◆ PROBLEM DESCRIPTION ◆
Each record below is to be output unchanged, and any picture is to be dropped.

◆ SUPPLIED INFORMATION ◆
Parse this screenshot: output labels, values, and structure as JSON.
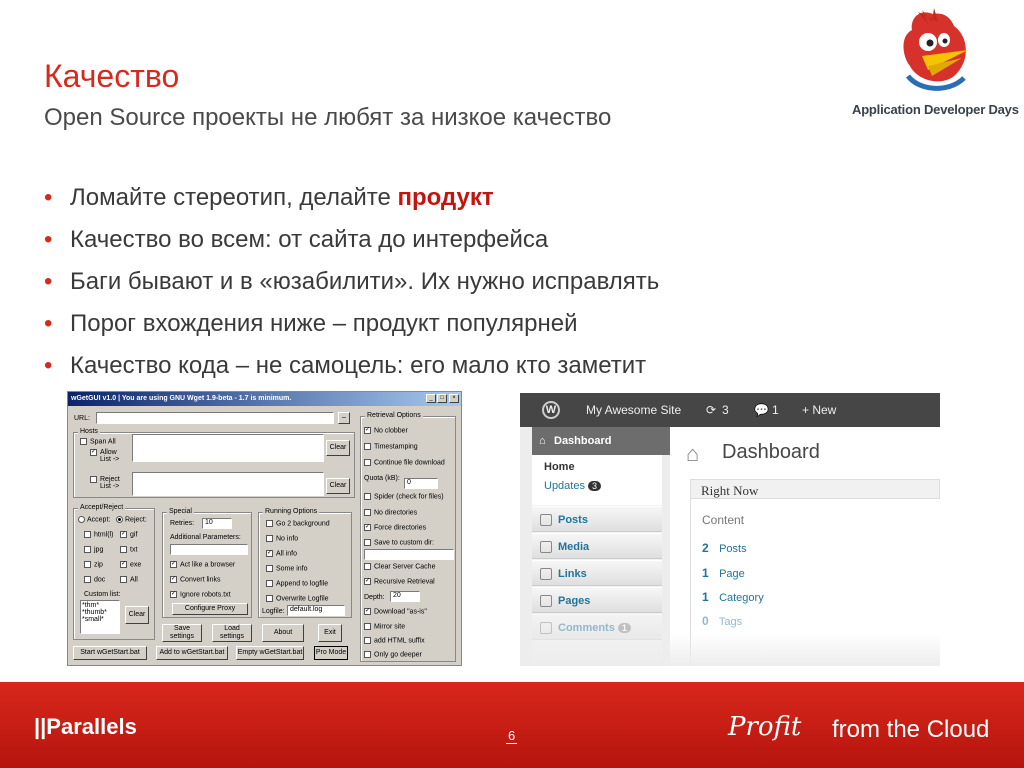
{
  "slide": {
    "title": "Качество",
    "subtitle": "Open Source проекты не любят за низкое качество",
    "bullets": [
      {
        "pre": "Ломайте стереотип, делайте ",
        "highlight": "продукт"
      },
      {
        "pre": "Качество во всем: от сайта до интерфейса"
      },
      {
        "pre": "Баги бывают и в «юзабилити». Их нужно исправлять"
      },
      {
        "pre": "Порог вхождения ниже – продукт популярней"
      },
      {
        "pre": "Качество кода – не самоцель: его мало кто заметит"
      }
    ],
    "page_number": "6",
    "accent_color": "#d52b1e"
  },
  "logo": {
    "text": "Application Developer Days",
    "icon": "woodpecker-bird-icon"
  },
  "footer": {
    "brand": "||Parallels",
    "tagline_script": "Profit",
    "tagline": "from the Cloud"
  },
  "wget": {
    "title": "wGetGUI v1.0  |  You are using GNU Wget 1.9-beta - 1.7 is minimum.",
    "url_label": "URL:",
    "hosts_label": "Hosts",
    "span_all": "Span All",
    "allow_list": "Allow List ->",
    "reject_list": "Reject List ->",
    "clear": "Clear",
    "accept_reject": "Accept/Reject",
    "accept": "Accept:",
    "reject": "Reject:",
    "types_left": [
      "html(l)",
      "jpg",
      "zip",
      "doc"
    ],
    "types_right": [
      "gif",
      "txt",
      "exe",
      "All"
    ],
    "custom_list": "Custom list:",
    "custom_items": [
      "*thm*",
      "*thumb*",
      "*small*"
    ],
    "special": "Special",
    "retries": "Retries:",
    "retries_val": "10",
    "additional": "Additional Parameters:",
    "special_opts": [
      "Act like a browser",
      "Convert links",
      "Ignore robots.txt"
    ],
    "configure_proxy": "Configure Proxy",
    "running": "Running Options",
    "running_opts": [
      "Go 2 background",
      "No info",
      "All info",
      "Some info",
      "Append to logfile",
      "Overwrite Logfile"
    ],
    "logfile": "Logfile:",
    "logfile_val": "default.log",
    "retrieval": "Retrieval Options",
    "retrieval_opts_a": [
      "No clobber",
      "Timestamping",
      "Continue file download"
    ],
    "quota": "Quota (kB):",
    "quota_val": "0",
    "retrieval_opts_b": [
      "Spider (check for files)",
      "No directories",
      "Force directories",
      "Save to custom dir:"
    ],
    "retrieval_opts_c": [
      "Clear Server Cache",
      "Recursive Retrieval"
    ],
    "depth": "Depth:",
    "depth_val": "20",
    "retrieval_opts_d": [
      "Download \"as-is\"",
      "Mirror site",
      "add HTML suffix",
      "Only go deeper"
    ],
    "save_settings": "Save settings",
    "load_settings": "Load settings",
    "about": "About",
    "exit": "Exit",
    "start_bat": "Start wGetStart.bat",
    "add_bat": "Add to wGetStart.bat",
    "empty_bat": "Empty wGetStart.bat",
    "pro_mode": "Pro Mode"
  },
  "wp": {
    "site_name": "My Awesome Site",
    "updates_count": "3",
    "comments_count": "1",
    "new_label": "+ New",
    "dashboard_menu": "Dashboard",
    "home": "Home",
    "updates": "Updates",
    "updates_badge": "3",
    "menu": [
      "Posts",
      "Media",
      "Links",
      "Pages",
      "Comments"
    ],
    "comments_badge": "1",
    "page_title": "Dashboard",
    "right_now": "Right Now",
    "content": "Content",
    "stats": [
      {
        "n": "2",
        "label": "Posts"
      },
      {
        "n": "1",
        "label": "Page"
      },
      {
        "n": "1",
        "label": "Category"
      },
      {
        "n": "0",
        "label": "Tags"
      }
    ]
  }
}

◆ FINISHED TASK ◆
Parse this screenshot: output labels, values, and structure as JSON.
{
  "slide": {
    "title": "Качество",
    "subtitle": "Open Source проекты не любят за низкое качество",
    "bullets": [
      {
        "pre": "Ломайте стереотип, делайте ",
        "highlight": "продукт"
      },
      {
        "pre": "Качество во всем: от сайта до интерфейса"
      },
      {
        "pre": "Баги бывают и в «юзабилити». Их нужно исправлять"
      },
      {
        "pre": "Порог вхождения ниже – продукт популярней"
      },
      {
        "pre": "Качество кода – не самоцель: его мало кто заметит"
      }
    ],
    "page_number": "6",
    "accent_color": "#d52b1e"
  },
  "logo": {
    "text": "Application Developer Days",
    "icon": "woodpecker-bird-icon"
  },
  "footer": {
    "brand": "||Parallels",
    "tagline_script": "Profit",
    "tagline": "from the Cloud"
  },
  "wget": {
    "title": "wGetGUI v1.0  |  You are using GNU Wget 1.9-beta - 1.7 is minimum.",
    "url_label": "URL:",
    "hosts_label": "Hosts",
    "span_all": "Span All",
    "allow_list": "Allow List ->",
    "reject_list": "Reject List ->",
    "clear": "Clear",
    "accept_reject": "Accept/Reject",
    "accept": "Accept:",
    "reject": "Reject:",
    "types_left": [
      "html(l)",
      "jpg",
      "zip",
      "doc"
    ],
    "types_right": [
      "gif",
      "txt",
      "exe",
      "All"
    ],
    "custom_list": "Custom list:",
    "custom_items": [
      "*thm*",
      "*thumb*",
      "*small*"
    ],
    "special": "Special",
    "retries": "Retries:",
    "retries_val": "10",
    "additional": "Additional Parameters:",
    "special_opts": [
      "Act like a browser",
      "Convert links",
      "Ignore robots.txt"
    ],
    "configure_proxy": "Configure Proxy",
    "running": "Running Options",
    "running_opts": [
      "Go 2 background",
      "No info",
      "All info",
      "Some info",
      "Append to logfile",
      "Overwrite Logfile"
    ],
    "logfile": "Logfile:",
    "logfile_val": "default.log",
    "retrieval": "Retrieval Options",
    "retrieval_opts_a": [
      "No clobber",
      "Timestamping",
      "Continue file download"
    ],
    "quota": "Quota (kB):",
    "quota_val": "0",
    "retrieval_opts_b": [
      "Spider (check for files)",
      "No directories",
      "Force directories",
      "Save to custom dir:"
    ],
    "retrieval_opts_c": [
      "Clear Server Cache",
      "Recursive Retrieval"
    ],
    "depth": "Depth:",
    "depth_val": "20",
    "retrieval_opts_d": [
      "Download \"as-is\"",
      "Mirror site",
      "add HTML suffix",
      "Only go deeper"
    ],
    "save_settings": "Save settings",
    "load_settings": "Load settings",
    "about": "About",
    "exit": "Exit",
    "start_bat": "Start wGetStart.bat",
    "add_bat": "Add to wGetStart.bat",
    "empty_bat": "Empty wGetStart.bat",
    "pro_mode": "Pro Mode"
  },
  "wp": {
    "site_name": "My Awesome Site",
    "updates_count": "3",
    "comments_count": "1",
    "new_label": "+ New",
    "dashboard_menu": "Dashboard",
    "home": "Home",
    "updates": "Updates",
    "updates_badge": "3",
    "menu": [
      "Posts",
      "Media",
      "Links",
      "Pages",
      "Comments"
    ],
    "comments_badge": "1",
    "page_title": "Dashboard",
    "right_now": "Right Now",
    "content": "Content",
    "stats": [
      {
        "n": "2",
        "label": "Posts"
      },
      {
        "n": "1",
        "label": "Page"
      },
      {
        "n": "1",
        "label": "Category"
      },
      {
        "n": "0",
        "label": "Tags"
      }
    ]
  }
}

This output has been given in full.